With Yu and Devadas’ framework, each center has its own counter, and every information thing in memory has a related counter, as well. At the point when a program dispatches, every one of the counters are set to nothing. At the point when a center peruses a piece of information, it takes out a “rent” on it, implying that it augments the information thing’s counter to, say, 10. However long the center’s inside counter doesn’t surpass 10, its duplicate of the information is substantial. (The specific numbers don’t make any difference much; what is important is their relative worth.)
At the point when a center requirements to overwrite the information, nonetheless, it takes “proprietorship” of it. Different centers can keep chipping away at their privately put away duplicates of the information, however assuming they need to expand their leases, they need to facilitate with the information thing’s proprietor.

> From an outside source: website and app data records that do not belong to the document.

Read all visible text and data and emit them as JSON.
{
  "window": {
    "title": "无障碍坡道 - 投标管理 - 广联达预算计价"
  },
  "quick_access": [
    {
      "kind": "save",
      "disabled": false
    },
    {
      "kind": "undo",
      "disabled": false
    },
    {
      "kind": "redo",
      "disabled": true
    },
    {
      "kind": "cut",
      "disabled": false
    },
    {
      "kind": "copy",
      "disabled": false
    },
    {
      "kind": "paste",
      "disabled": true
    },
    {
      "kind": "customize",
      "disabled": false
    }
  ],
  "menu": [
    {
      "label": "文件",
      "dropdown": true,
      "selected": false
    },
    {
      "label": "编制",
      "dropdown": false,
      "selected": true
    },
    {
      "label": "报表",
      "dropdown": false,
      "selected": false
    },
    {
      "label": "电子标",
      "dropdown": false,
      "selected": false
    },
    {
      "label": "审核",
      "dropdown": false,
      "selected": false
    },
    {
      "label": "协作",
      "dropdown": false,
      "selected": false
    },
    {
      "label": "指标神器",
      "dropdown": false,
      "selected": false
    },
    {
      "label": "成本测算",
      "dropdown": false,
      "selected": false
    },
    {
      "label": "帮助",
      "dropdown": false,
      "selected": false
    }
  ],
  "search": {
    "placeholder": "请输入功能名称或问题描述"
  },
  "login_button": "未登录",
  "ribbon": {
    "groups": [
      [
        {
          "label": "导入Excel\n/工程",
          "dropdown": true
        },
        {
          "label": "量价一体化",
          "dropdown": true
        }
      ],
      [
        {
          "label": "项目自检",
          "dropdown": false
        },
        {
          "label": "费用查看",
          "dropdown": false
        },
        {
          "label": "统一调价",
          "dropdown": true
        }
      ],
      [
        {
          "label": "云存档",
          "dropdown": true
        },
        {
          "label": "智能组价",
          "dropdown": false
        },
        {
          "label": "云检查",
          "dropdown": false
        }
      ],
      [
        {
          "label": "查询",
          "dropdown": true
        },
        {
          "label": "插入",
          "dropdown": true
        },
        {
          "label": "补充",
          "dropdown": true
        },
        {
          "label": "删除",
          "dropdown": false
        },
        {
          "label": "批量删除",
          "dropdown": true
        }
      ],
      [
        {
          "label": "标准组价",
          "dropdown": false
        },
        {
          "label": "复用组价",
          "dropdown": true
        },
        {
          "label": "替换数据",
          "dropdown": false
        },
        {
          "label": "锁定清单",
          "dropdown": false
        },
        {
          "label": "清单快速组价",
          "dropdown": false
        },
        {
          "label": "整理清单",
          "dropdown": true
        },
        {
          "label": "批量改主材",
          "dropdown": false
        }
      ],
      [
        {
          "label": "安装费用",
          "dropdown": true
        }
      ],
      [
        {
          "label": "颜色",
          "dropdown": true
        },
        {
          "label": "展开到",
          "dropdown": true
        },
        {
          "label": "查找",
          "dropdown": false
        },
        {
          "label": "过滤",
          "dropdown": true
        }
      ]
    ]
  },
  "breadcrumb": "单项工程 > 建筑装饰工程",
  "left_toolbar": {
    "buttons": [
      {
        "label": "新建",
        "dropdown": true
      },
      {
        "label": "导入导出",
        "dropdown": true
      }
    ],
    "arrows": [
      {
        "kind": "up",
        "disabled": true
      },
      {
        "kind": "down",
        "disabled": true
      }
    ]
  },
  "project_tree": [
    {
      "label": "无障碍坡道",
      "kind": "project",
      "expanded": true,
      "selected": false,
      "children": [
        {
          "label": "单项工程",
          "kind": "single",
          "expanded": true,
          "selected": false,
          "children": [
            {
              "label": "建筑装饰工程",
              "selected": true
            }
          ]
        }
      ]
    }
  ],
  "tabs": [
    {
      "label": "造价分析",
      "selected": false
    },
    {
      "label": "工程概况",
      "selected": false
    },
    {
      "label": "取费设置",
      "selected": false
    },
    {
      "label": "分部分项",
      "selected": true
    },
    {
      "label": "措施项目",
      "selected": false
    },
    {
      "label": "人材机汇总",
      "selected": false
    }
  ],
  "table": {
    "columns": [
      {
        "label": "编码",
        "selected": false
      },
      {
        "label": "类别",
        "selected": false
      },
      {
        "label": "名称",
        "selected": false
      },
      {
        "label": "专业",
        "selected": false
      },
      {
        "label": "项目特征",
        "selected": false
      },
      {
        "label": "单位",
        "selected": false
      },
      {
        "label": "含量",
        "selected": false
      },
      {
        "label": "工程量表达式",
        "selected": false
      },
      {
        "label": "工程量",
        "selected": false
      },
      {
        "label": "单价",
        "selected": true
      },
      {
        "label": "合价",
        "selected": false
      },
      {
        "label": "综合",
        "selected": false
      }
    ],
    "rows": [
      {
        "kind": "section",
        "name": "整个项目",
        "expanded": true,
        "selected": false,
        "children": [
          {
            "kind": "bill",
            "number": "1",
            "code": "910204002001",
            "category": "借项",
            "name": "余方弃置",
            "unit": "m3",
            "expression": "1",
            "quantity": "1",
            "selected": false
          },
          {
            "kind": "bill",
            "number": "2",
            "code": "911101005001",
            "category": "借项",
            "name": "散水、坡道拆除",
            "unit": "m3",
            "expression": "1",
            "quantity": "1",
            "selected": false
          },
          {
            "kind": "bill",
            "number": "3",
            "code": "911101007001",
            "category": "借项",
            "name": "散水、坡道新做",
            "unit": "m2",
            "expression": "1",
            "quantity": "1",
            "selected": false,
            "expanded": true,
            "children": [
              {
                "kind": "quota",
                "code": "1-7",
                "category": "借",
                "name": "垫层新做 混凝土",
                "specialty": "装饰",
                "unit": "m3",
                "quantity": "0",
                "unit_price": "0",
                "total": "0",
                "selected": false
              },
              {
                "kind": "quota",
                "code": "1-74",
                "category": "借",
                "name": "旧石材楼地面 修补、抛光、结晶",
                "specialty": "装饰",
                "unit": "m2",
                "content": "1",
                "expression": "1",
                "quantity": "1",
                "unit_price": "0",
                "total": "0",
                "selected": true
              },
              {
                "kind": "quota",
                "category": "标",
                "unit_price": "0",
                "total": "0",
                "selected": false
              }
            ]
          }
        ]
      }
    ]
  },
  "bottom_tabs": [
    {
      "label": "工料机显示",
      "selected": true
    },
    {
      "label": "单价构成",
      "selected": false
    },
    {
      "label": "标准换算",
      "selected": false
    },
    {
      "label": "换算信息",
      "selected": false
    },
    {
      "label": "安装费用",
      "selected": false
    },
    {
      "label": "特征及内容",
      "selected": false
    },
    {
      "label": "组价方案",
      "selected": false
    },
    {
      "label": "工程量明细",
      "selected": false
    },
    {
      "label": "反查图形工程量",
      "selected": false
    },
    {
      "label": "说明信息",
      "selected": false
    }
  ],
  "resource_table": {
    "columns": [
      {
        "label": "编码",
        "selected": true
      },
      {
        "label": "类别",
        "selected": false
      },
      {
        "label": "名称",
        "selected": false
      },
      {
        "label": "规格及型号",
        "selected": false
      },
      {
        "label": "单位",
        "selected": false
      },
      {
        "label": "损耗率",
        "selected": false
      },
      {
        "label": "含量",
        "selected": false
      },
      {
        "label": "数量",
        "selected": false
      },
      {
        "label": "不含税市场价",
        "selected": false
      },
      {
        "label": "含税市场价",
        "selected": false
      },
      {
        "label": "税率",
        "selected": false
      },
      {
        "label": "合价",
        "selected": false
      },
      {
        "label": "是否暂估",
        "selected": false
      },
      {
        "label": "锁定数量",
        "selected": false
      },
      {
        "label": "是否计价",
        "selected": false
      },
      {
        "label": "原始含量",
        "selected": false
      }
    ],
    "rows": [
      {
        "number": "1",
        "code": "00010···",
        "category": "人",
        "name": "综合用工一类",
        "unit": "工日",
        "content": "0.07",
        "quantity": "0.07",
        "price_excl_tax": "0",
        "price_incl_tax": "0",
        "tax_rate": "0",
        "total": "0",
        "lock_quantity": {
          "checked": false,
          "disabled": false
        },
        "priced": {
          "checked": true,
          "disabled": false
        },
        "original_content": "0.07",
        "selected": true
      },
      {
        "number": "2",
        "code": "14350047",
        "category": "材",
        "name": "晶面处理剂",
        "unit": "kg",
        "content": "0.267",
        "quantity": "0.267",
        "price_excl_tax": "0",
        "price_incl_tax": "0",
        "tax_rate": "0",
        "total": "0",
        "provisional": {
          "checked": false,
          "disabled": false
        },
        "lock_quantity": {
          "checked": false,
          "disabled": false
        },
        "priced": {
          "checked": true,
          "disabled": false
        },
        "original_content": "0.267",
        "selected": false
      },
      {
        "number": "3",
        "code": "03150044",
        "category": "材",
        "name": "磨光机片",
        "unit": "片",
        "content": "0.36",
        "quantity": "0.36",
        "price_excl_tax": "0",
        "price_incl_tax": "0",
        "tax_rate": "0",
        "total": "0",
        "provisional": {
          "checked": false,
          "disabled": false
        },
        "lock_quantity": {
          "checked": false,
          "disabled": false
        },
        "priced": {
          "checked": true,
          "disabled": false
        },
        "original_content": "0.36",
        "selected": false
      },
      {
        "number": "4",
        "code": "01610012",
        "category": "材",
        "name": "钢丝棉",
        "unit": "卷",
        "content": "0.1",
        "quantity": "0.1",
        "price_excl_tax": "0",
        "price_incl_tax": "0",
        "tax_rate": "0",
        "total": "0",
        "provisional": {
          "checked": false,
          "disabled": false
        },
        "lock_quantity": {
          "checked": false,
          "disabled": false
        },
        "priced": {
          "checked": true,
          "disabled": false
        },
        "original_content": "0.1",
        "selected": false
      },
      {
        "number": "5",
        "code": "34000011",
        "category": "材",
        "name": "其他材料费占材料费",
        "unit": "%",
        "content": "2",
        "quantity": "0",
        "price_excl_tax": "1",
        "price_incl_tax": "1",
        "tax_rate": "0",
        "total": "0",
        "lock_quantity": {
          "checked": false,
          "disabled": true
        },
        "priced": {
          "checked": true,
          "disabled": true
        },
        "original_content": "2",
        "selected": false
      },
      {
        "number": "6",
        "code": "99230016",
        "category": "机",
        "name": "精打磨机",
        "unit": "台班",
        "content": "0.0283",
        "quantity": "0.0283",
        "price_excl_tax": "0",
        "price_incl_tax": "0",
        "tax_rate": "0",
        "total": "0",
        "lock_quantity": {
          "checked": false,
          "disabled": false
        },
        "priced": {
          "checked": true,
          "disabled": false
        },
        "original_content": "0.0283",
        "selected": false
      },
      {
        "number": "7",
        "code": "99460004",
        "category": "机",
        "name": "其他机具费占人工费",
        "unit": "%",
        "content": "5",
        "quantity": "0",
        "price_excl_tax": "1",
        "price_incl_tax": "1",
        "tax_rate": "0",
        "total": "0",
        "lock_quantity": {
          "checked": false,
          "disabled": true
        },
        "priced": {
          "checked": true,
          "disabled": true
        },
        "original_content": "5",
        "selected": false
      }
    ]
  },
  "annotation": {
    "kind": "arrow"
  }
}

The center that is doing the composing additions its inside counter to a worth that is higher than the last worth of the information thing’s counter.
Say, for example, that centers A through D have all perused similar information, setting their inner counters to 1 and augmenting the information’s counter to 10. Center E needs to overwrite the information, so it takes responsibility for and sets its inside counter to 11. Its inner counter currently assigns it as working at a later sensible time than different centers: They’re way once again at 1, and it’s ahead at 11. Jumping forward in time is the thing that gives the framework its name — Tardis, after the time-traveling spaceship of the British sci-fi saint Dr. Who.